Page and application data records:
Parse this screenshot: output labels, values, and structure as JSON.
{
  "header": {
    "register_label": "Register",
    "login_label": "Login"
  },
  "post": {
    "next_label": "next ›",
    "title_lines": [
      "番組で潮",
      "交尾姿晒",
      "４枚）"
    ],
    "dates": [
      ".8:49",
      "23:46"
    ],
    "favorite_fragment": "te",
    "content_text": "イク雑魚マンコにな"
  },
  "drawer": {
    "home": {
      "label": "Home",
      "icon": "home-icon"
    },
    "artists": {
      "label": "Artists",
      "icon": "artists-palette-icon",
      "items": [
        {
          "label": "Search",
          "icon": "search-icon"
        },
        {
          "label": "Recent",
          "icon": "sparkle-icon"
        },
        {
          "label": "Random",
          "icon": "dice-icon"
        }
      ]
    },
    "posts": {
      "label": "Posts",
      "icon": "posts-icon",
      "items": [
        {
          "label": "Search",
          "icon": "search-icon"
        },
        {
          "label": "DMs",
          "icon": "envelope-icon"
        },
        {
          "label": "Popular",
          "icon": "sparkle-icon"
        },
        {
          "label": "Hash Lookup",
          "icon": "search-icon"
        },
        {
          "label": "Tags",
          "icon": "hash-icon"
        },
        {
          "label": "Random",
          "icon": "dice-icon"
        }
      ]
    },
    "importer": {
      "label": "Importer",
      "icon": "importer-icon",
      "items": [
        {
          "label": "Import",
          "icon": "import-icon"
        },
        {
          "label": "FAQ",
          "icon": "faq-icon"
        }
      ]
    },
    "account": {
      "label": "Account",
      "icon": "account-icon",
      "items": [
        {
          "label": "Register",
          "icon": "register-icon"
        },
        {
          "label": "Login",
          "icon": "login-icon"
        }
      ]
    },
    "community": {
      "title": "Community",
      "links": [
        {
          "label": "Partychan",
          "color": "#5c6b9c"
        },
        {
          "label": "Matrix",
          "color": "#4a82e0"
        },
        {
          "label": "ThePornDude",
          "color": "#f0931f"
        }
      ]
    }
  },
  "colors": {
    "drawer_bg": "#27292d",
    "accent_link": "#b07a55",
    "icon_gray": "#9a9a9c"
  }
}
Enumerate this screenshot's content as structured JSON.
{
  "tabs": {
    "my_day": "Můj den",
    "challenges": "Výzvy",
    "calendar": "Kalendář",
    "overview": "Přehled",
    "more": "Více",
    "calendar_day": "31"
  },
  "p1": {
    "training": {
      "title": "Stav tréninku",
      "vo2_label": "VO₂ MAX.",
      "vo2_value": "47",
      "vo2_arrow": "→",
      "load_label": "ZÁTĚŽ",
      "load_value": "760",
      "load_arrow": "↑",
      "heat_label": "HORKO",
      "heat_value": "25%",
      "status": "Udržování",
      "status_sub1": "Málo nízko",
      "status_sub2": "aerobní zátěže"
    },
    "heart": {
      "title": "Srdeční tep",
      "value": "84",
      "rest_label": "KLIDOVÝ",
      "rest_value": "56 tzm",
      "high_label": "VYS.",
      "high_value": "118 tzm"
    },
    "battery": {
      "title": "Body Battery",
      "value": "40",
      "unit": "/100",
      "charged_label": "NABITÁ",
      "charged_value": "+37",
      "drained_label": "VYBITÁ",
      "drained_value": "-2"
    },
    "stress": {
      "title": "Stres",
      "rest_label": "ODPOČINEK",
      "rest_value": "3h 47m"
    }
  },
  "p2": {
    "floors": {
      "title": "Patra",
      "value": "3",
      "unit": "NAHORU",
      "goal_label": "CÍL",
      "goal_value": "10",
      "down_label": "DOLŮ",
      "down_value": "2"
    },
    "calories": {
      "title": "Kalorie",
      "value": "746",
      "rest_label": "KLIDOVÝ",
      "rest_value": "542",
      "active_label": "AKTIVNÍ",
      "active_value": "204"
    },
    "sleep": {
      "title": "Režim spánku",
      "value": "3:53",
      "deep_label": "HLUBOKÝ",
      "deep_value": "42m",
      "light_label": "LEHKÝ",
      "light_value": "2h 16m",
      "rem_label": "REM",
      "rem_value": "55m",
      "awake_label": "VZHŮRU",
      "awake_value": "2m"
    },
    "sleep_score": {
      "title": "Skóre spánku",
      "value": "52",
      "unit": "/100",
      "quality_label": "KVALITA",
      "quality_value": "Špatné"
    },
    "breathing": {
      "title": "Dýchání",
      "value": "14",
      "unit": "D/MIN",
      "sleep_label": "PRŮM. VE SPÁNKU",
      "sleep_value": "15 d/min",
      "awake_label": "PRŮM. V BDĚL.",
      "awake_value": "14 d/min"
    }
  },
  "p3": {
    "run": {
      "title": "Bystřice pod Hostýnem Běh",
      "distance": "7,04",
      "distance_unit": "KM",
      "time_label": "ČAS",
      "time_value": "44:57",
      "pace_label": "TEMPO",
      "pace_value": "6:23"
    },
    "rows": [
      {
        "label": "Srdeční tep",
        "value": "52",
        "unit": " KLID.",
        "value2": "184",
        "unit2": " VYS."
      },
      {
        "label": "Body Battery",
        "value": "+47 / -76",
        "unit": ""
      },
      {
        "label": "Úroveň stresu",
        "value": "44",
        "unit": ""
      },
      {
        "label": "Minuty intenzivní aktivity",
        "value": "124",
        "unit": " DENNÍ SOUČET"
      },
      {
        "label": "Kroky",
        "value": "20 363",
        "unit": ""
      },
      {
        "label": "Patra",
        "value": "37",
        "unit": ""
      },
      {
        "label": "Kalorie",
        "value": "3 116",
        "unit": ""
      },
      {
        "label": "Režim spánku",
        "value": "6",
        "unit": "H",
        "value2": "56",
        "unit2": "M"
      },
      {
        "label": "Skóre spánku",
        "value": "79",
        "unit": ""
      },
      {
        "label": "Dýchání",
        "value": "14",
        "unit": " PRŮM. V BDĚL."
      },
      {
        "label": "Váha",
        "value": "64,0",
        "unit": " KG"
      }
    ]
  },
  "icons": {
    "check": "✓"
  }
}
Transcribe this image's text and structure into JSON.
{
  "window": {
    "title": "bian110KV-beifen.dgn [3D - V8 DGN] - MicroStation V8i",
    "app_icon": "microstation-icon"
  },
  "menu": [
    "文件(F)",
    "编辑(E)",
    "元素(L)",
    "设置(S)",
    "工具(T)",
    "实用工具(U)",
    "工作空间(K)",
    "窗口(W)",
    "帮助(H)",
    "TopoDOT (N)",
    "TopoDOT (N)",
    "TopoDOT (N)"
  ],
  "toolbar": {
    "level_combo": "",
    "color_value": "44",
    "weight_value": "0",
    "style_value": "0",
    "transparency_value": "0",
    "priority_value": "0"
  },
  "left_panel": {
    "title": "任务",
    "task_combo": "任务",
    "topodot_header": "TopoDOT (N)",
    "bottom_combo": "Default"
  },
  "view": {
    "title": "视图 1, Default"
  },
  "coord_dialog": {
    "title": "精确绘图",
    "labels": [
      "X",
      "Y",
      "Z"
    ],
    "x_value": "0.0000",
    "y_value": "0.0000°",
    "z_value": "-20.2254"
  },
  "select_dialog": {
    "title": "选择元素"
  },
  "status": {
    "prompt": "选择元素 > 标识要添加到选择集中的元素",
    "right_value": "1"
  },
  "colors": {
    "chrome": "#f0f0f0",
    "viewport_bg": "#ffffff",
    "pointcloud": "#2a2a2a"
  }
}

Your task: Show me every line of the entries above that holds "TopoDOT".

Finished task:
    "TopoDOT (N)",
    "TopoDOT (N)",
    "TopoDOT (N)"
    "topodot_header": "TopoDOT (N)",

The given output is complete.